The required output is a single number: how many lines of the material contain the string "avatar".
# # # # #
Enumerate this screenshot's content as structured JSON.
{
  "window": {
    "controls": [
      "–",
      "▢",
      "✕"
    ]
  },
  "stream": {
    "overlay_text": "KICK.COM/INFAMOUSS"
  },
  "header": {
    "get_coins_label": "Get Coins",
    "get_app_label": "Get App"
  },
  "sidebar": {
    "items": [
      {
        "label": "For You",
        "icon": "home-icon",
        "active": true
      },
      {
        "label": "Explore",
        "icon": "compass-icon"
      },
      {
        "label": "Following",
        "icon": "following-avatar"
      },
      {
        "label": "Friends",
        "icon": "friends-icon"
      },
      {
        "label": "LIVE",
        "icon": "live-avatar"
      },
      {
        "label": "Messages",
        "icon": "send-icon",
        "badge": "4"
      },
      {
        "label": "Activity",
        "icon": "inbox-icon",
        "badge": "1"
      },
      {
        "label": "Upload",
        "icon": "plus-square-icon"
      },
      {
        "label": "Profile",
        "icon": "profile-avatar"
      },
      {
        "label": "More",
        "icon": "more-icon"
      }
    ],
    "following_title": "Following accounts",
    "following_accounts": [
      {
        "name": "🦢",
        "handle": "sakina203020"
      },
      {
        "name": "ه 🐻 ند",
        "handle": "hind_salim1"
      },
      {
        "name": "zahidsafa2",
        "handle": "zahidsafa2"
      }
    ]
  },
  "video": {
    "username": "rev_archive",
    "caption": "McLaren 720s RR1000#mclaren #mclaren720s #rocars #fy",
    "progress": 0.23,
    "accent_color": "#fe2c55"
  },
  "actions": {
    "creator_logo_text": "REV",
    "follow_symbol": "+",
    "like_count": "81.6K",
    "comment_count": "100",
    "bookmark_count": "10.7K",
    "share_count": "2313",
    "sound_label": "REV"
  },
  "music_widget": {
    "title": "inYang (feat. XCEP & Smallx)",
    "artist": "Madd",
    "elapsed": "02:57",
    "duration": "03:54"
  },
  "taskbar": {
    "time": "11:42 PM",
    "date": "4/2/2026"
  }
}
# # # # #
_RESPONSE_:
3